My Mac’s speed has slowed, so I made a call to Apple Support. I believe most of the techs are considerably younger than I, and therefore expect their frame of reference might be different from mine. After accessing my computer, the technician looked at various potential problems, made some changes, rebooted my computer in safe mode, and then back again in regular mode. As we were discussing the issue, the young lady said, “Of course, yours is a vintage Mac.”
I have a friend who has (what he calls) a vintage car. It “came off the line” in 1960. Many car enthusiasts would insist it is not old enough to be vintage since it’s post-1930. I have some beautiful old jewelry, but it’s not 100 years old and cannot be defined as vintage. I, too, have made it to my “golden years,” and I’m definitely not vintage!
How on earth did my 6-year-old Mac become vintage? Should I ship it off to the Smithsonian?

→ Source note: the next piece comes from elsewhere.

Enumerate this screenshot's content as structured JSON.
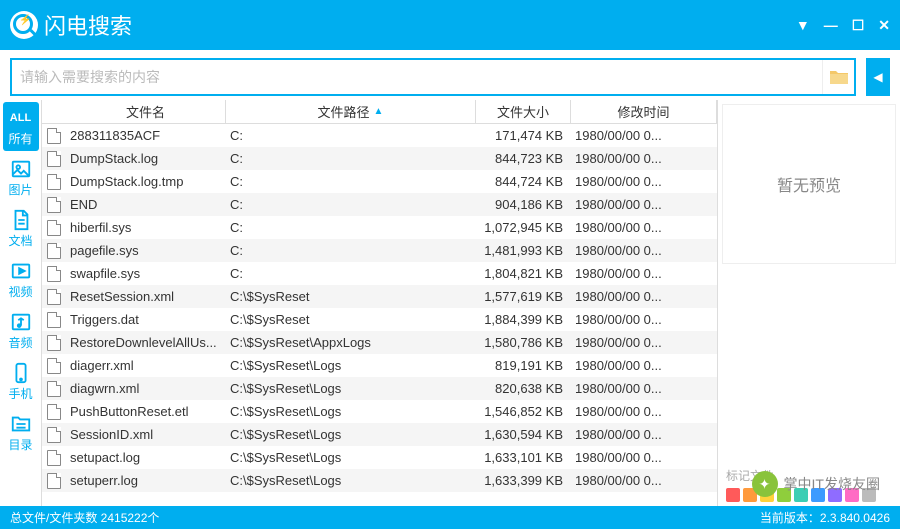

In this wonderful age of technology, things age extremely fast. Computer chips appear to age faster than anything. The computer chip in my dryer died at the age of 3, and the chip in my electric range had to be replaced before it made it to one year.
Although advances in medicine have expanded human life expectancy, this does not hold true for computers. Fortunately, the techie was able to make my Mac function better. It’s slower than it was a few years ago, but what the heck, so am I.